• [Your assignment] Copy each line that includes the string "this" from the material into your answer.

>>>>>

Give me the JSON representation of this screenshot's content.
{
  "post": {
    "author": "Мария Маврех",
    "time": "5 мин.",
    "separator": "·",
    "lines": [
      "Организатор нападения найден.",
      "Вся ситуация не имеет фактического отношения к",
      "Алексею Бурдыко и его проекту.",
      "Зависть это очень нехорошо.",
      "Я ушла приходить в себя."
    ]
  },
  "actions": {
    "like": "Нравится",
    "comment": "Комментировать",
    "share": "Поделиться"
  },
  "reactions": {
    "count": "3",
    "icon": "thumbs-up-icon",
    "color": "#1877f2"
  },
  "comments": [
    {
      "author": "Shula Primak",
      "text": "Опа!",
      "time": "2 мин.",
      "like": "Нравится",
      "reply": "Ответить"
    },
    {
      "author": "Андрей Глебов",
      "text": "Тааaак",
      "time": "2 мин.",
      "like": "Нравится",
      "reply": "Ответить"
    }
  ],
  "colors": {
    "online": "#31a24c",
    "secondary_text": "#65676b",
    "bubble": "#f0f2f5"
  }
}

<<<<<
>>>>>

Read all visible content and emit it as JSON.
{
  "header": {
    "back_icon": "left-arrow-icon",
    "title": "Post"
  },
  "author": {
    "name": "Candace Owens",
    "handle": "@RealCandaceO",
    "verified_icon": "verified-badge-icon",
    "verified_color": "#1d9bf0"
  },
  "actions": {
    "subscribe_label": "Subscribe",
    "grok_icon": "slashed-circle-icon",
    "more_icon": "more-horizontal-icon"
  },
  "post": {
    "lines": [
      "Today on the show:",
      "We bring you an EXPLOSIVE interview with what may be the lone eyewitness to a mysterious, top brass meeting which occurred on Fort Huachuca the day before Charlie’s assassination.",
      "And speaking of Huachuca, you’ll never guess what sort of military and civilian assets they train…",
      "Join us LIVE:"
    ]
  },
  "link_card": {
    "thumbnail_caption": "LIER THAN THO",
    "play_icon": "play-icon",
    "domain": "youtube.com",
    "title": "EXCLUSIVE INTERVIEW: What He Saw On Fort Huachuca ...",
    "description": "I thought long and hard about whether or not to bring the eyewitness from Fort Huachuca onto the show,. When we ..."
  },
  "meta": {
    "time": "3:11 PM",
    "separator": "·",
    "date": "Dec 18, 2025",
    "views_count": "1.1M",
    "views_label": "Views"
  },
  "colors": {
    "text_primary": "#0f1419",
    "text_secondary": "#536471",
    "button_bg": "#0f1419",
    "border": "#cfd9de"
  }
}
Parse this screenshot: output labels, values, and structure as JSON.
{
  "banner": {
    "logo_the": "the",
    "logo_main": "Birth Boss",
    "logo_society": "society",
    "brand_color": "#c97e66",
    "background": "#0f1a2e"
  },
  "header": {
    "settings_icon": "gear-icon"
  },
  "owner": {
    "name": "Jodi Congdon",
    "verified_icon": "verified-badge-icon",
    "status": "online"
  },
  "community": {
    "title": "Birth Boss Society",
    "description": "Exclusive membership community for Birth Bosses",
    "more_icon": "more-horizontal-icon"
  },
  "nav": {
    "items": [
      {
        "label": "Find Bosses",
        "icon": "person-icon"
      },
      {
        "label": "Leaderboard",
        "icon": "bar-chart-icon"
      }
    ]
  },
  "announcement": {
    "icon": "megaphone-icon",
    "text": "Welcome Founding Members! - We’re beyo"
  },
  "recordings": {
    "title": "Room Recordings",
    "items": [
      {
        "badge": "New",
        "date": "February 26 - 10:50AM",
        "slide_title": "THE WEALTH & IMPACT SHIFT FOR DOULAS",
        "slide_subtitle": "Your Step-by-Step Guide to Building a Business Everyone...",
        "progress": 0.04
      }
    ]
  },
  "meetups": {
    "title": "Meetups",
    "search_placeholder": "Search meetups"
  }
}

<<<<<
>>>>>

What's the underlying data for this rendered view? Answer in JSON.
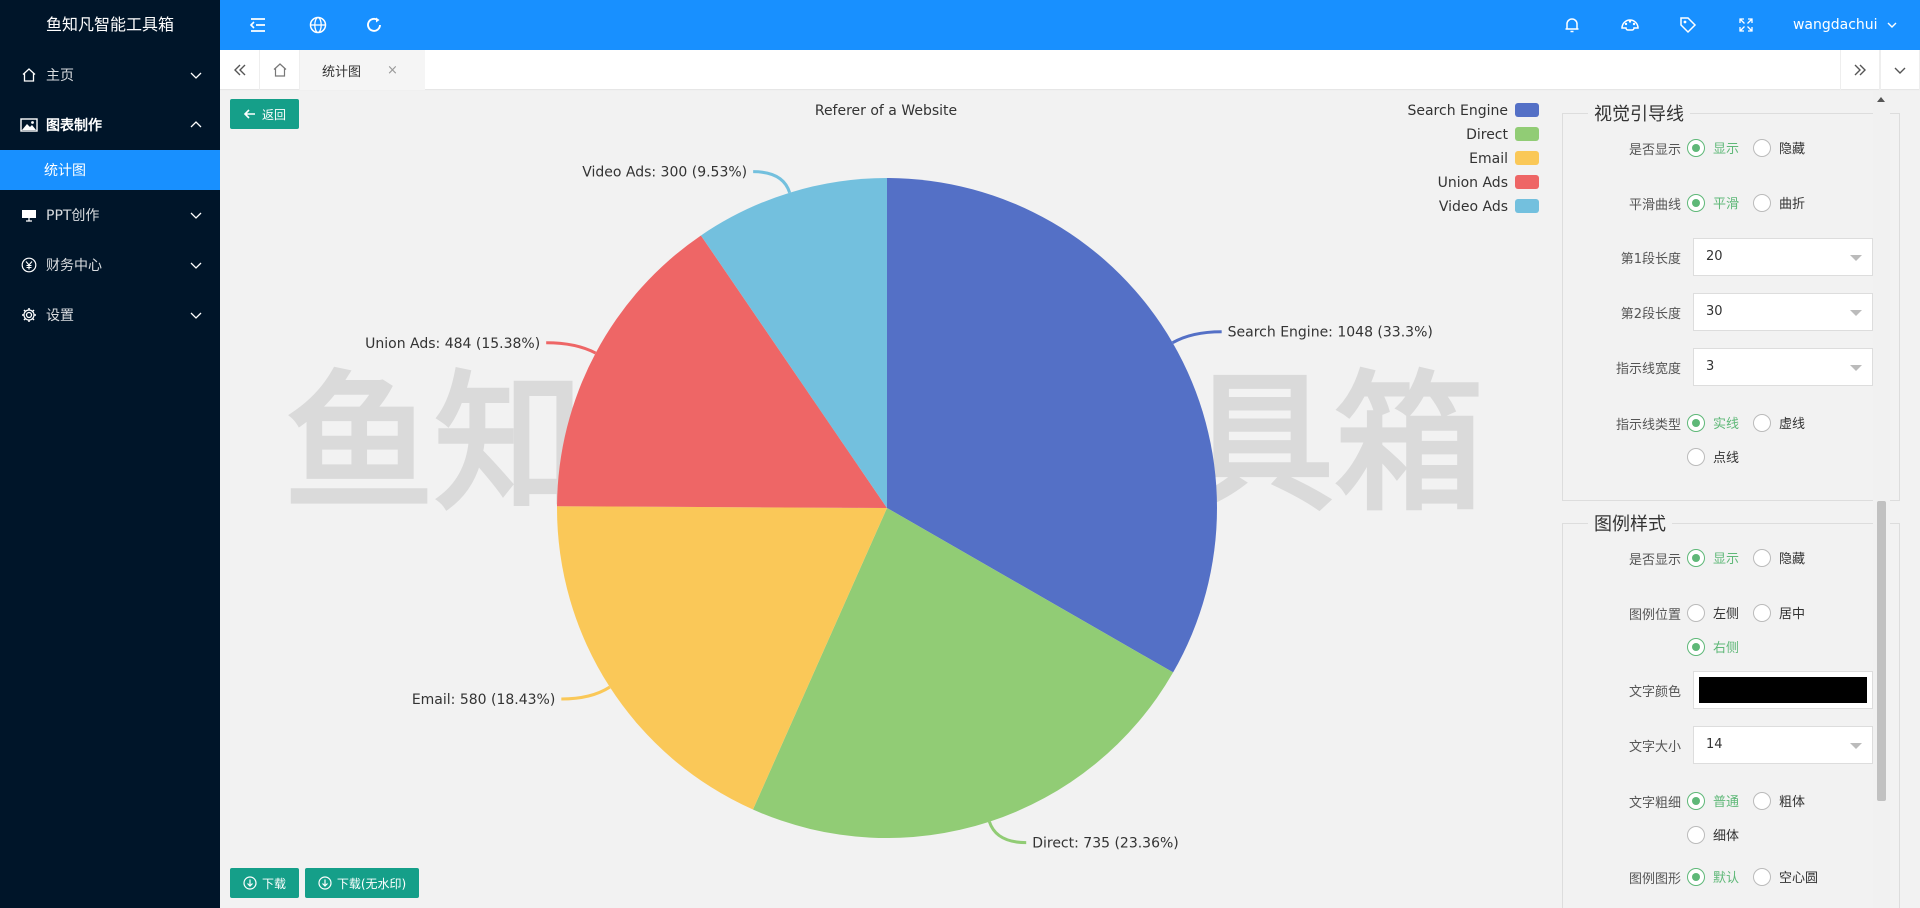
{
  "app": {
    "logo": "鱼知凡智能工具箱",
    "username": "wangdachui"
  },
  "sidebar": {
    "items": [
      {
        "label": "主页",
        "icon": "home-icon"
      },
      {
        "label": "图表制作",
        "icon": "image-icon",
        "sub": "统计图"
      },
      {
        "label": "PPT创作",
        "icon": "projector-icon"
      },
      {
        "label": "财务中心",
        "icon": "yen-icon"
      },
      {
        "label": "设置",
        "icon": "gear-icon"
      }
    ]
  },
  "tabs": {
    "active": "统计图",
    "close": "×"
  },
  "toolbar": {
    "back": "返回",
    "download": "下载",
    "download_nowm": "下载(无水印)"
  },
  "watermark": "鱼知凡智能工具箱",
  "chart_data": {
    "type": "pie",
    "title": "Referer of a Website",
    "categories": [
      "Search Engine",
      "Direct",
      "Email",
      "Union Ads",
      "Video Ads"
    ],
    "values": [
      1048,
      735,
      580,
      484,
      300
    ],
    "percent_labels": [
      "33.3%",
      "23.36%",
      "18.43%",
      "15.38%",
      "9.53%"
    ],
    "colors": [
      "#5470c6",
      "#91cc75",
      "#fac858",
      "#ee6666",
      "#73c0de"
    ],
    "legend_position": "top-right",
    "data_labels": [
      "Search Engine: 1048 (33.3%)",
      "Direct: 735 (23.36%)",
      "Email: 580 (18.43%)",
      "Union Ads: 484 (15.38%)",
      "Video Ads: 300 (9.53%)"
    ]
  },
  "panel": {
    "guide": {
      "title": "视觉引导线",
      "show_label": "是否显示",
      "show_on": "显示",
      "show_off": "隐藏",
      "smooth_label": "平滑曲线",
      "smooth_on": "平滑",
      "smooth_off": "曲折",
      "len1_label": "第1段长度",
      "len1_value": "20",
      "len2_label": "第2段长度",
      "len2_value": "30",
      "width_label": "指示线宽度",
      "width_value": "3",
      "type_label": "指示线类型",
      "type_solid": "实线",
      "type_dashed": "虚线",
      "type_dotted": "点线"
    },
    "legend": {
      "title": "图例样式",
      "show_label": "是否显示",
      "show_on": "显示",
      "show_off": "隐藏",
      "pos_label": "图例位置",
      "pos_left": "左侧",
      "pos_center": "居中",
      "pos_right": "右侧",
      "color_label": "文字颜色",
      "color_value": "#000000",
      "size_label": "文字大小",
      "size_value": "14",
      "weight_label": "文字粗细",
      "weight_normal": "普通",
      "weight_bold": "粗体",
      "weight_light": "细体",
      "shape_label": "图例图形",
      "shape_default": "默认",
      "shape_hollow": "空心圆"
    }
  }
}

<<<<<

• [Task output]
Give me the JSON representation of this screenshot's content.
Parse this screenshot: output labels, values, and structure as JSON.
What's the underlying data for this rendered view? Answer in JSON.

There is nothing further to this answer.